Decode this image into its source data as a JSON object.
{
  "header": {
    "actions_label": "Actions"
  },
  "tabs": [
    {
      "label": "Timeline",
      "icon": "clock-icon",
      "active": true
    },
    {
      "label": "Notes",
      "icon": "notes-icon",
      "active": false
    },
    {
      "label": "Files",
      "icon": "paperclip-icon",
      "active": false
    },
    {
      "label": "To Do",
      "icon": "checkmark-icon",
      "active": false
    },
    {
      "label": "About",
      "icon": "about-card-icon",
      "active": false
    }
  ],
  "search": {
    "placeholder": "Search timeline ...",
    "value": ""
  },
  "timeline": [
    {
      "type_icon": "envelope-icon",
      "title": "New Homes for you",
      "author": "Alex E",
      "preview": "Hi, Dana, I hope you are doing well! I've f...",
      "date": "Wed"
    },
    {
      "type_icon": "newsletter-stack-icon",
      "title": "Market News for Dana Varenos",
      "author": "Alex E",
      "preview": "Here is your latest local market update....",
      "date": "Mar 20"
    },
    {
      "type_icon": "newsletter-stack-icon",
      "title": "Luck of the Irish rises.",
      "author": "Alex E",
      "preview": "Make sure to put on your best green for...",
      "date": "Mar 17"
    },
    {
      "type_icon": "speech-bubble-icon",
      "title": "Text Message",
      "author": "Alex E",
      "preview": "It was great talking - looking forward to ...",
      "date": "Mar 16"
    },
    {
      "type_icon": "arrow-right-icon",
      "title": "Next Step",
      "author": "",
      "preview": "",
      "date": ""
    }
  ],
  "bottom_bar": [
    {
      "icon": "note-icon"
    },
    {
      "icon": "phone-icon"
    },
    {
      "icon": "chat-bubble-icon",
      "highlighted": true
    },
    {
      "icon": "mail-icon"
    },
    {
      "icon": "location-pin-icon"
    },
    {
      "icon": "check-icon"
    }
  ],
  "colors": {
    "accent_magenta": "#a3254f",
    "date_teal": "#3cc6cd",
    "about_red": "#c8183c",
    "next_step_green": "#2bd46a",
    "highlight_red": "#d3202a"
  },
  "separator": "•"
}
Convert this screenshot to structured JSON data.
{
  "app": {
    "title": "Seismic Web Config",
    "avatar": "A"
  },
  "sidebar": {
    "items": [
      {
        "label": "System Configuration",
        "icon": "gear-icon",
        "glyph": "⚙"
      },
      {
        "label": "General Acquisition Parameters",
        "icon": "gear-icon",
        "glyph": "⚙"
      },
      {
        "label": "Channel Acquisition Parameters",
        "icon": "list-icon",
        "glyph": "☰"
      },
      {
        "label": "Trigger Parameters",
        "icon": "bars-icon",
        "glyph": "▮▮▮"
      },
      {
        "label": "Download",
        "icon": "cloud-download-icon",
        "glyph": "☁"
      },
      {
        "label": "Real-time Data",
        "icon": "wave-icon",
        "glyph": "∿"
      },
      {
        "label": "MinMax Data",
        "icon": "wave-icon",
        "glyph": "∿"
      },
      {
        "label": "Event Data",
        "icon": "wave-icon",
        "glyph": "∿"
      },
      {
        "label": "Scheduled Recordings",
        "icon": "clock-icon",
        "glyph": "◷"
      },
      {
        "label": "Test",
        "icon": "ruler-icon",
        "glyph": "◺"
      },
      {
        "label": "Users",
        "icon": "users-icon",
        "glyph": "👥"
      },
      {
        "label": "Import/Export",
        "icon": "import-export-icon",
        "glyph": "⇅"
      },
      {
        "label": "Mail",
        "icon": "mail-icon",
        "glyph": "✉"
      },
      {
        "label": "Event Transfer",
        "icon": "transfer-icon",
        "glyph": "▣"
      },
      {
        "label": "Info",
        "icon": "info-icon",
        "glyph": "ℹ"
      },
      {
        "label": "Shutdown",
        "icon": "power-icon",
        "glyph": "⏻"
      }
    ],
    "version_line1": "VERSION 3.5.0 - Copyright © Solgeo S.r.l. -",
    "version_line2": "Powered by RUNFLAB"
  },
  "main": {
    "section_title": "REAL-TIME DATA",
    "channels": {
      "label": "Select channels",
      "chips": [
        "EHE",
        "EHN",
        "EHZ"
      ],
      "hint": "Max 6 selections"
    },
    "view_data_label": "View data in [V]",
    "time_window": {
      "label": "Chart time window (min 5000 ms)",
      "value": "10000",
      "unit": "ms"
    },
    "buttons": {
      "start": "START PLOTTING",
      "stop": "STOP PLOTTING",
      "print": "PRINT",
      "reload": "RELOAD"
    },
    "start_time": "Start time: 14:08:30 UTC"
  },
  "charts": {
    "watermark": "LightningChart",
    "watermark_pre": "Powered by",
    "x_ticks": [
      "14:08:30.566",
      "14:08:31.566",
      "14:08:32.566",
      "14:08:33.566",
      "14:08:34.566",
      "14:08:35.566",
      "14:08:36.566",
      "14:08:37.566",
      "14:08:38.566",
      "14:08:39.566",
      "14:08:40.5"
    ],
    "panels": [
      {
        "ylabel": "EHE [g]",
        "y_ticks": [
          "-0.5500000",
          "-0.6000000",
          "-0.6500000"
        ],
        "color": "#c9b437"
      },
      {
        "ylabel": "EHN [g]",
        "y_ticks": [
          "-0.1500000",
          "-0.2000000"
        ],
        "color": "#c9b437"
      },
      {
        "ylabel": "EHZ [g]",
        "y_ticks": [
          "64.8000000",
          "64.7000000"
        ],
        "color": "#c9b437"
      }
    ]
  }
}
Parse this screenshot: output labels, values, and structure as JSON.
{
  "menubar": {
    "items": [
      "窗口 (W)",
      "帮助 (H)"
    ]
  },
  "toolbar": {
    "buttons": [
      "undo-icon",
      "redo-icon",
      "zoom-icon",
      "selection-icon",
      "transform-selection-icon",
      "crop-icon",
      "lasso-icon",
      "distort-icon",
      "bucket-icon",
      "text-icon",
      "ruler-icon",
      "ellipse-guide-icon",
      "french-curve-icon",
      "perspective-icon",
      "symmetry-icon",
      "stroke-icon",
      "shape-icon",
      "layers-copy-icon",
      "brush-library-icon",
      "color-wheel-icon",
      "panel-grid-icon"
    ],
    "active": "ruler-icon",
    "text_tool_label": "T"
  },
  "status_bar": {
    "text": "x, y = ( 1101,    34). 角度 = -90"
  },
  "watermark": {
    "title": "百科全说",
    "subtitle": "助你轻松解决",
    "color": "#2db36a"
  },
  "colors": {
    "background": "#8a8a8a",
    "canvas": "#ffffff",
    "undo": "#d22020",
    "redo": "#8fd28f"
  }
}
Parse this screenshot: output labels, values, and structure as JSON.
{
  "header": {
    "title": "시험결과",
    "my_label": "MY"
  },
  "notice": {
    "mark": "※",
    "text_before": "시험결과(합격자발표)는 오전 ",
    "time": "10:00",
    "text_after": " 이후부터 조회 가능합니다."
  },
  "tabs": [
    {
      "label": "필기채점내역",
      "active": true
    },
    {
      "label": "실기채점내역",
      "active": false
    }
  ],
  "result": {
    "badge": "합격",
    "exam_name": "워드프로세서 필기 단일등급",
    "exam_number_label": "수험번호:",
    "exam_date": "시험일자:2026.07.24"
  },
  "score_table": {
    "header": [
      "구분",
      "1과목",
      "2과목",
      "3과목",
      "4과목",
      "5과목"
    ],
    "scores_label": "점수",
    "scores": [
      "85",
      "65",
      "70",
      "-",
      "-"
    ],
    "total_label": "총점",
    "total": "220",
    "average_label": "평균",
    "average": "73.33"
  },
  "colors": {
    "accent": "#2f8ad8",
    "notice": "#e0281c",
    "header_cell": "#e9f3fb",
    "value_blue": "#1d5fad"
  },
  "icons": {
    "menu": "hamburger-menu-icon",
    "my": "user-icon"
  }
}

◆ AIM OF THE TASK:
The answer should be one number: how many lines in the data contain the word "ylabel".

◆ ANSWER TO THE EXERCISE:
3